These are 3 of about 70 banners I designed for Publix. The client found me via some abstract compositions I was selling through Getty Images. The challenge was to create multiple compositions using an existing color palette. The pieces were to be used as environmental graphics in two Publix locations in central Florida. I designed the compositions and then printed each one with my Vandercook Proof Press. I had just begun using polymer plates which make the job of printing these multicolored one offs achievable. See more signs here.
For me, inspiration comes from different places. I tend to avoid looking at design when seeking inspiration for design. Instead I pay attention to what sparked my attention to the various details of a project. I am designing a book cover at the moment, the title contains a word that is also present in the title pictured. Part of my process is to repeat the title and subtitle over and over to visualize the words while also holding gently the direction from the author, the words from the manuscript, and my own experience of reading them, all the while staying vigilant for images that may appear to me. The central idea of the memoir led me to this book which was given to me as a gift many years ago. I have cherished the book but had not looked at it in some time. Today I leafed through it and also looked at Duchamp’s painting “Nude Descending a Staircase” and I was able to approach the work with purpose. None of the covers I produced remotely look like any of these other elements but they served to give my mind flight to make connections and decisions about the initial look of the comps.
In observance of the anniversary of D-Day I give you “Our Finest Day”. This 36 page book with removable documents sets the scene of that infamous day. The book includes a handwritten statement from Eisenhower accepting full responsibility if the whole thing should fail. Maps and handwritten notes are just a few of the tasty items residing in this book.
Occasionally, drawing letter forms is my best defense. I made this title this week for a book cover I am working on. I wanted type that felt like it was made for a music poster and posted on telephone poles around a gritty city. I could have looked for a font to use but it was faster and easier to draw it and scan it and put it together.

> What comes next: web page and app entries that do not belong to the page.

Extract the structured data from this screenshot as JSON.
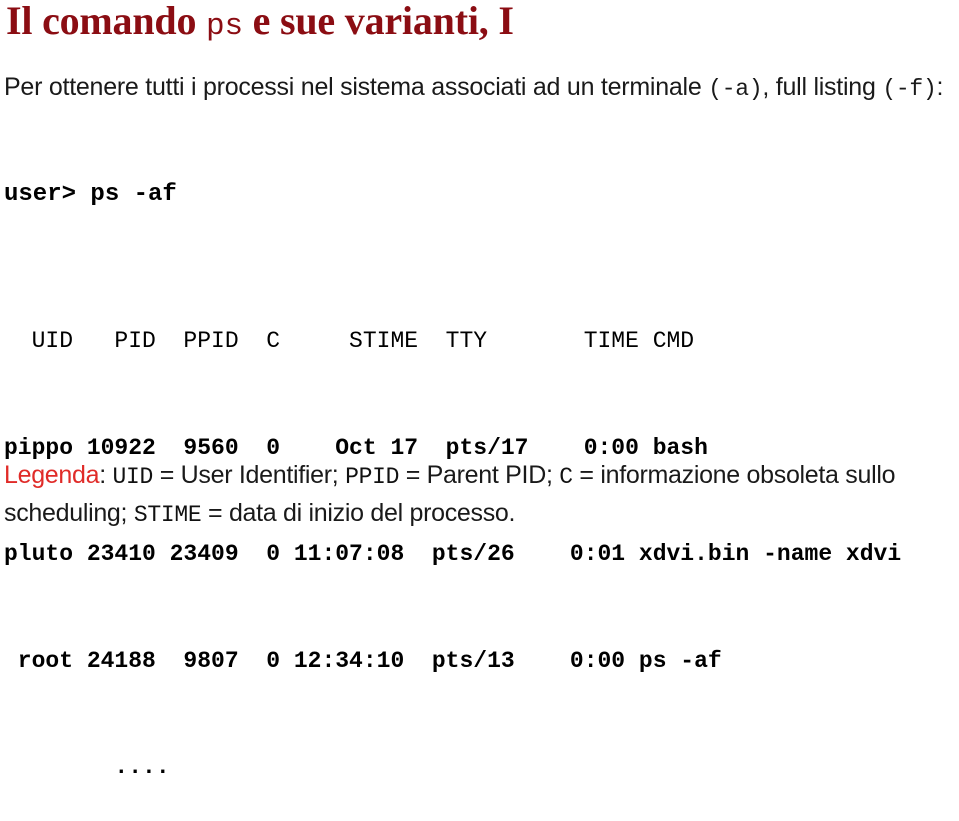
{
  "slide": {
    "title": {
      "before": "Il comando ",
      "mono": "ps",
      "after": " e sue varianti, I"
    },
    "intro": {
      "seg1": "Per ottenere tutti i processi nel sistema associati ad un terminale ",
      "opt_a": "(-a)",
      "seg2": ", full listing ",
      "opt_f": "(-f)",
      "seg3": ":"
    },
    "command": "user> ps -af",
    "ps_output": {
      "header": "  UID   PID  PPID  C     STIME  TTY       TIME CMD",
      "rows": [
        "pippo 10922  9560  0    Oct 17  pts/17    0:00 bash",
        "pluto 23410 23409  0 11:07:08  pts/26    0:01 xdvi.bin -name xdvi",
        " root 24188  9807  0 12:34:10  pts/13    0:00 ps -af"
      ],
      "ellipsis": "        ....",
      "columns": [
        "UID",
        "PID",
        "PPID",
        "C",
        "STIME",
        "TTY",
        "TIME",
        "CMD"
      ],
      "records": [
        {
          "UID": "pippo",
          "PID": "10922",
          "PPID": "9560",
          "C": "0",
          "STIME": "Oct 17",
          "TTY": "pts/17",
          "TIME": "0:00",
          "CMD": "bash"
        },
        {
          "UID": "pluto",
          "PID": "23410",
          "PPID": "23409",
          "C": "0",
          "STIME": "11:07:08",
          "TTY": "pts/26",
          "TIME": "0:01",
          "CMD": "xdvi.bin -name xdvi"
        },
        {
          "UID": "root",
          "PID": "24188",
          "PPID": "9807",
          "C": "0",
          "STIME": "12:34:10",
          "TTY": "pts/13",
          "TIME": "0:00",
          "CMD": "ps -af"
        }
      ]
    },
    "legend": {
      "keyword": "Legenda",
      "colon": ":  ",
      "uid": "UID",
      "eq1": " = ",
      "uid_expansion": "User Identifier;  ",
      "ppid": "PPID",
      "eq2": " = ",
      "ppid_expansion": "Parent PID;  ",
      "c": "C",
      "eq3": " = ",
      "c_expansion": "informazione obsoleta sullo scheduling;  ",
      "stime": "STIME",
      "eq4": " = ",
      "stime_expansion": "data di inizio del processo."
    }
  },
  "colors": {
    "title_red": "#8B0D13",
    "legend_red": "#E02B28",
    "body_text": "#1a1a1a",
    "mono_text": "#000000",
    "background": "#ffffff"
  }
}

Upon distribution of this year’s Farmers Market Poster I dug up this old post from last spring. We’ve been enjoying terrific (until today) weather. Everyone is glowing and busy with the sunshine that has visited us for a week. I thought I would look back and see what was happening last year.
It’s spring, sort of. It snowed today, just light flakes but still, it is March. I am thinking about planting things and feeling envious of people with greenhouses. It’s too early and we have to be careful not to jump the gun. Design is like this too. I go along moving things around, introducing elements, color, typography and sometimes it’s all for naught. The client waves the idea down and I am left feeling like a barren desert, no idea in sight. I generally walk at these moments. I get out on my little stretch of untraveled country road and I mull the problem over and like magic something comes to me. In the case of this poster I got off on a tangent involving a lot of words and to that I added lots of dingbats and the overall effect was not good. After a little reflection I came up with what you see here which uses some elements from the earlier piece and a simple image of a carrot in suggested ground. And with this poster the 20th season of the Bellingham Farmers Market is launched. I am proud to say I have been on a 10 year journey with this client.